One concept that has captured everyone’s heart in this amazing world of technology is undoubtedly artificial intelligence. Over the years, artificial intelligence, often referred to as AI, has found various applications in every conceivable field – healthcare, e-commerce, robotics, even banking. But one area that has been relatively less explored, but is just as fascinating as all the others, is astronomy.
When it comes to astronomy, data science is one of the toughest challenges. That’s why astronomers have turned to machine learning and artificial intelligence (AI) to create new tools. See how AI is changing astronomy and meeting the needs of astronomers.
Recently, a team of astronomers used AI to study galaxy mergers and confirmed that the driving force behind star formation is no other than galaxy mergers. Because the database turned out to be so large, the team created a deep learning algorithm that could learn to identify merging galaxies on its own. One astronomer said the advantage of artificial intelligence is that it increases the reproducibility of the study. The reason for this is that the algorithm is consistent in its definition of a merger.
When an exoplanet passes in front of its parent star, some of the light we humans can see is blocked. At this point, astronomers track the exoplanet’s orbit and create a faded picture of the light. They then determine various properties of the planet, such as its mass, size and distance from the star, to name just a few. In other words, artificial intelligence will be the thing that saves our lives. Thanks to AI techniques using time series analysis, it is possible to analyse the data consistently and thus detect the signals of exoplanets with an accuracy of up to 96%.
Changing Skies – Changing Skies has captured all the attention as it has become one of the most spectacular projects ever undertaken. The goal is to study the entire night sky every night, collecting over 80 megabytes of images at a time, to see how the stars and galaxies in the universe change over time.

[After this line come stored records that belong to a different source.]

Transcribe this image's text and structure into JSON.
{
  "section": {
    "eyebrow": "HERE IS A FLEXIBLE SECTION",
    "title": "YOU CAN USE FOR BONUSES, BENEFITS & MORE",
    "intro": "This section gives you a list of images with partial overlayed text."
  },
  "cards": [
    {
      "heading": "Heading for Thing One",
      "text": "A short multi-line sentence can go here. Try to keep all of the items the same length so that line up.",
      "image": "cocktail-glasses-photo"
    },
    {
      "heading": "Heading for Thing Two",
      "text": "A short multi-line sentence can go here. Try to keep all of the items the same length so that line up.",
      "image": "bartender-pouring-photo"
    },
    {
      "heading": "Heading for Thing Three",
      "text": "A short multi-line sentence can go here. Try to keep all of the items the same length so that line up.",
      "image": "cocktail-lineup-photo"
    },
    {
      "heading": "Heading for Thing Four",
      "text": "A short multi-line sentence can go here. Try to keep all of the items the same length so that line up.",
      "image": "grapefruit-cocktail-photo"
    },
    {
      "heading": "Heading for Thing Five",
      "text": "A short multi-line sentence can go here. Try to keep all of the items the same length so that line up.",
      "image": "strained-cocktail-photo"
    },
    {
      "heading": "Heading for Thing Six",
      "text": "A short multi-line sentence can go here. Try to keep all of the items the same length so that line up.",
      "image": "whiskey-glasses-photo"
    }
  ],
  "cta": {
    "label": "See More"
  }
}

Gravitational waves – the search for signals from the most catastrophic events in the universe – are vital to astronomers. Here’s how it works. When exoplanets fall inwards, over time they send waves out into outer space. They can be further detected by measuring faint signals on Earth. The collaboration between the gravitational wave detectors – Ligo and Virgo – has been very effective in this regard. Both companies have been successful in using machine learning to detect signals. Astronomers are now given warnings that can help them point their telescopes in the right direction.